[Your objective]
Match the word "header". Return each line of the data below where it appears.

-------- Supplied records

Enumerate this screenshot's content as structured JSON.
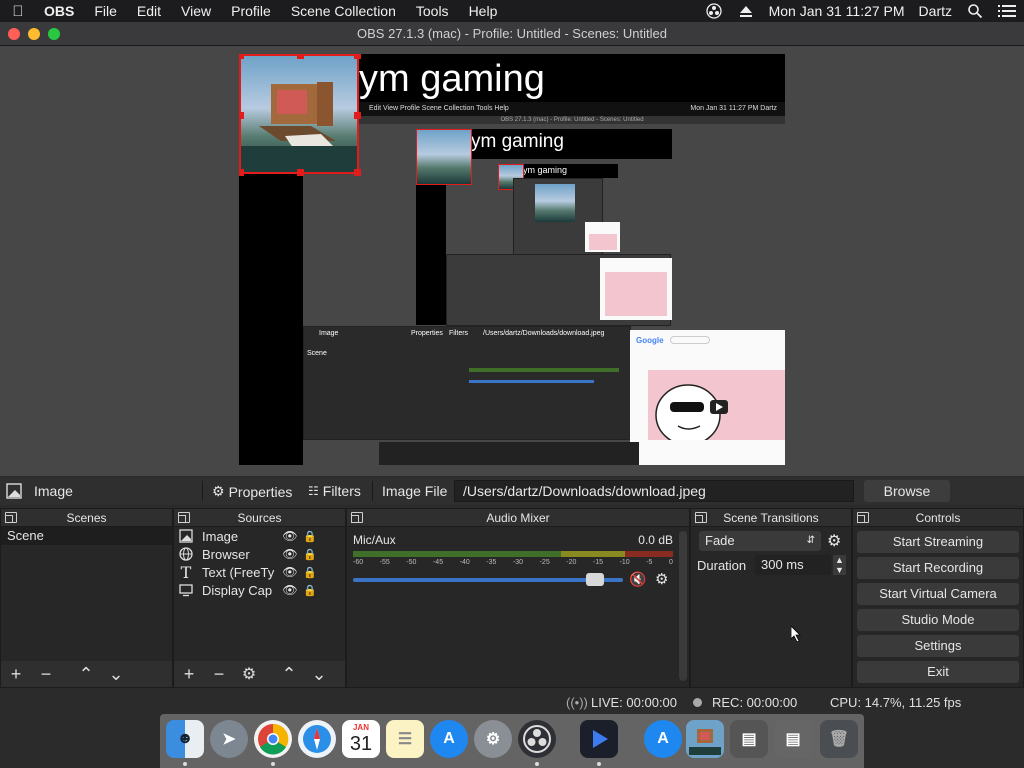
{
  "menubar": {
    "app_name": "OBS",
    "items": [
      "File",
      "Edit",
      "View",
      "Profile",
      "Scene Collection",
      "Tools",
      "Help"
    ],
    "clock": "Mon Jan 31  11:27 PM",
    "user": "Dartz"
  },
  "window": {
    "title": "OBS 27.1.3 (mac) - Profile: Untitled - Scenes: Untitled"
  },
  "preview": {
    "nested_title": "ym gaming",
    "nested_menu": "Edit  View  Profile  Scene Collection  Tools  Help",
    "nested_clock": "Mon Jan 31  11:27 PM  Dartz",
    "nested_subtitle": "OBS 27.1.3 (mac) - Profile: Untitled - Scenes: Untitled"
  },
  "toolbar": {
    "source_name": "Image",
    "properties_label": "Properties",
    "filters_label": "Filters",
    "field_label": "Image File",
    "path_value": "/Users/dartz/Downloads/download.jpeg",
    "browse_label": "Browse"
  },
  "scenes": {
    "header": "Scenes",
    "items": [
      "Scene"
    ]
  },
  "sources": {
    "header": "Sources",
    "items": [
      {
        "name": "Image",
        "icon": "image-icon"
      },
      {
        "name": "Browser",
        "icon": "globe-icon"
      },
      {
        "name": "Text (FreeTy",
        "icon": "text-icon"
      },
      {
        "name": "Display Cap",
        "icon": "monitor-icon"
      }
    ]
  },
  "mixer": {
    "header": "Audio Mixer",
    "channel": "Mic/Aux",
    "level": "0.0 dB",
    "ticks": [
      "-60",
      "-55",
      "-50",
      "-45",
      "-40",
      "-35",
      "-30",
      "-25",
      "-20",
      "-15",
      "-10",
      "-5",
      "0"
    ],
    "volume_fraction": 0.93
  },
  "transitions": {
    "header": "Scene Transitions",
    "selected": "Fade",
    "duration_label": "Duration",
    "duration_value": "300 ms"
  },
  "controls": {
    "header": "Controls",
    "start_streaming": "Start Streaming",
    "start_recording": "Start Recording",
    "start_virtual_camera": "Start Virtual Camera",
    "studio_mode": "Studio Mode",
    "settings": "Settings",
    "exit": "Exit"
  },
  "status": {
    "live": "LIVE: 00:00:00",
    "rec": "REC: 00:00:00",
    "cpu": "CPU: 14.7%, 11.25 fps"
  },
  "dock": {
    "calendar_month": "JAN",
    "calendar_day": "31"
  },
  "colors": {
    "selection_red": "#e21b1b",
    "accent_blue": "#3a74c7",
    "mute_red": "#e22222"
  }
}
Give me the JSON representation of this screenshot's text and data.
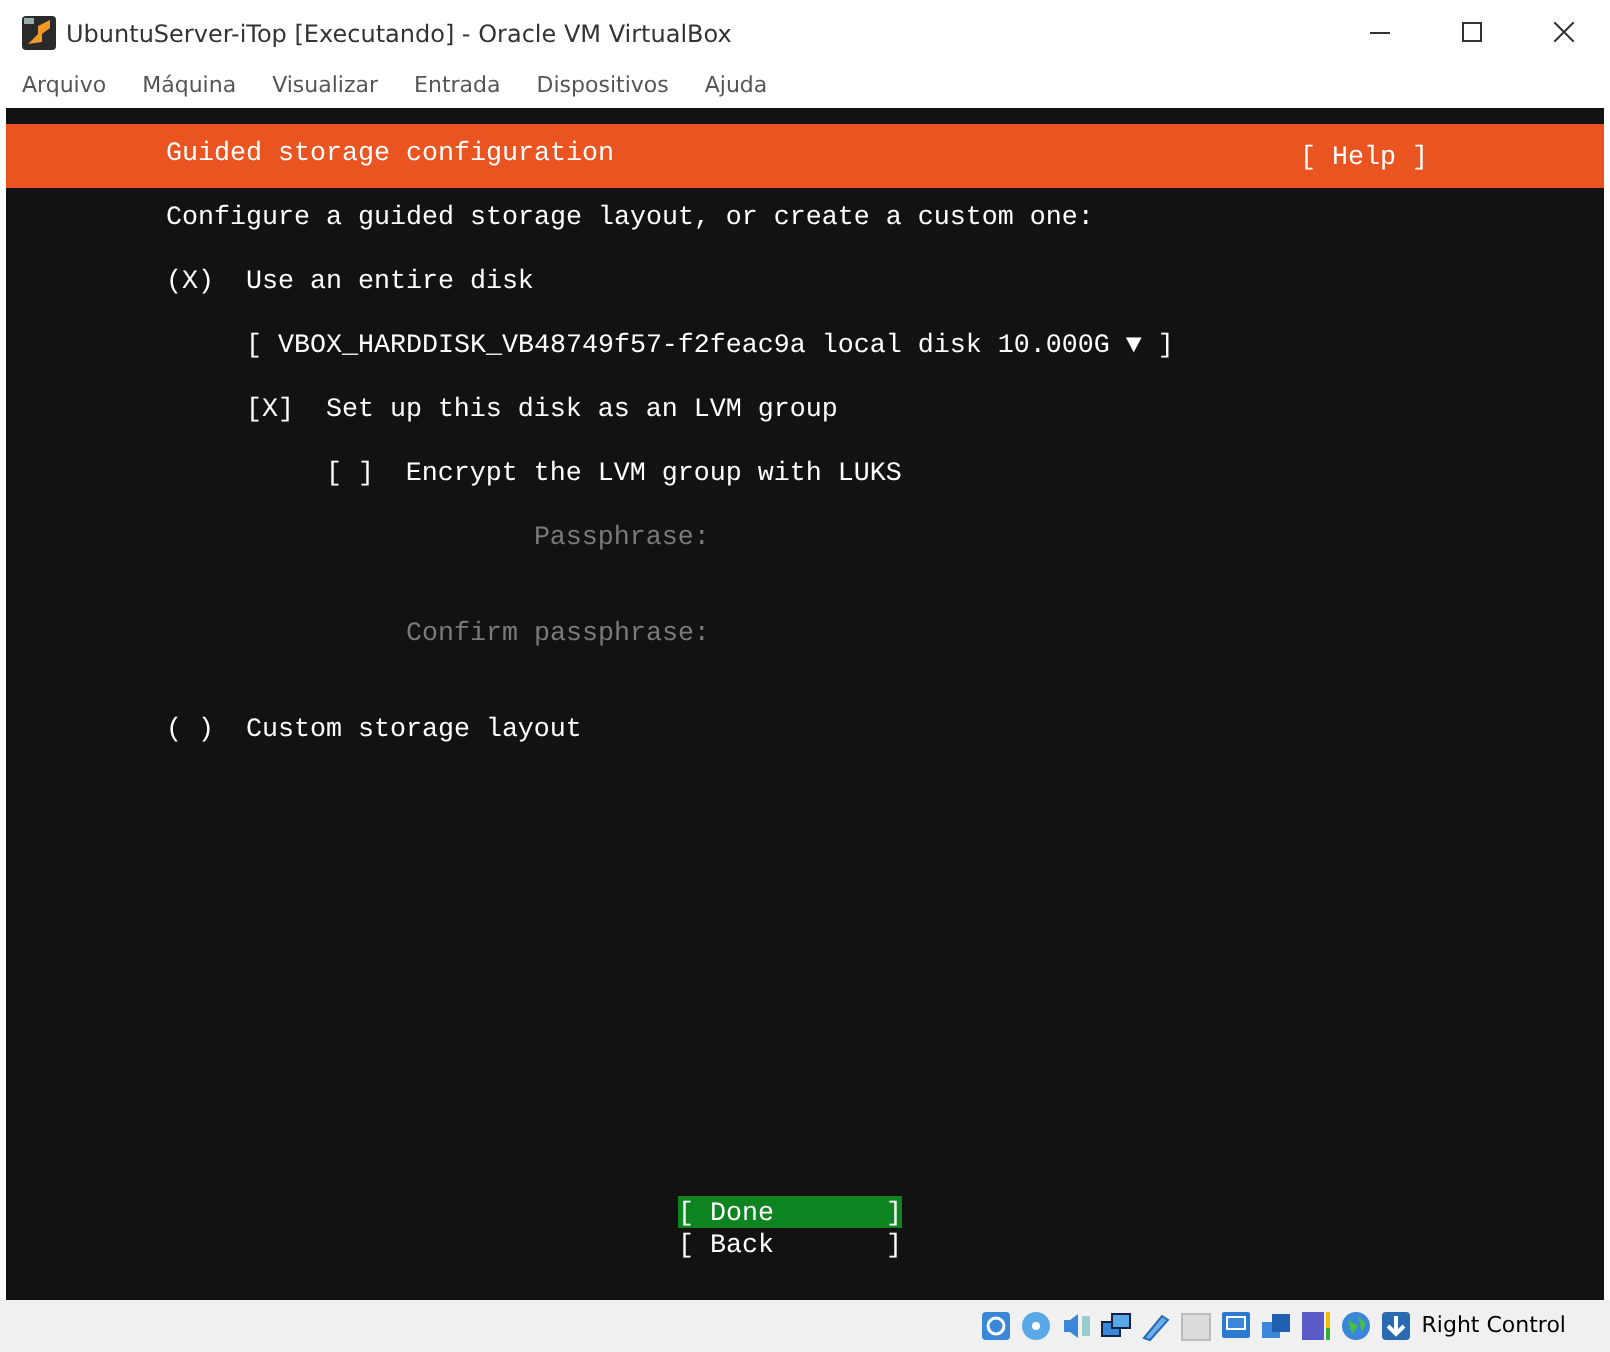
{
  "window": {
    "title": "UbuntuServer-iTop [Executando] - Oracle VM VirtualBox"
  },
  "menu": [
    "Arquivo",
    "Máquina",
    "Visualizar",
    "Entrada",
    "Dispositivos",
    "Ajuda"
  ],
  "screen": {
    "header": {
      "title": "Guided storage configuration",
      "help": "[ Help ]"
    },
    "intro": "Configure a guided storage layout, or create a custom one:",
    "options": [
      {
        "kind": "radio",
        "open": "(",
        "glyph": "X",
        "close": ")",
        "selected": true,
        "label": "Use an entire disk",
        "children": [
          {
            "kind": "dropdown",
            "text": "[ VBOX_HARDDISK_VB48749f57-f2feac9a local disk 10.000G ▼ ]"
          },
          {
            "kind": "checkbox",
            "open": "[",
            "glyph": "X",
            "close": "]",
            "checked": true,
            "label": "Set up this disk as an LVM group",
            "children": [
              {
                "kind": "checkbox",
                "open": "[",
                "close": "]",
                "checked": false,
                "label": "Encrypt the LVM group with LUKS",
                "children": [
                  {
                    "kind": "field",
                    "label": "Passphrase:",
                    "disabled": true
                  },
                  {
                    "kind": "field",
                    "label": "Confirm passphrase:",
                    "disabled": true
                  }
                ]
              }
            ]
          }
        ]
      },
      {
        "kind": "radio",
        "open": "(",
        "close": ")",
        "selected": false,
        "label": "Custom storage layout"
      }
    ],
    "buttons": [
      {
        "label": "[ Done       ]",
        "selected": true
      },
      {
        "label": "[ Back       ]",
        "selected": false
      }
    ]
  },
  "status_bar": {
    "host_key": "Right Control"
  }
}
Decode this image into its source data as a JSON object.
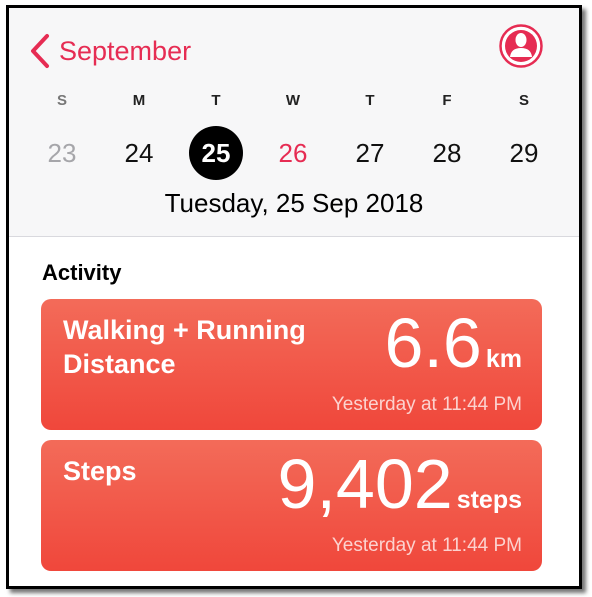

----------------

[Solved problem]
    "header": "Scenes",
    "header": "Sources",
    "header": "Audio Mixer",
    "header": "Scene Transitions",
    "header": "Controls",
    "header": {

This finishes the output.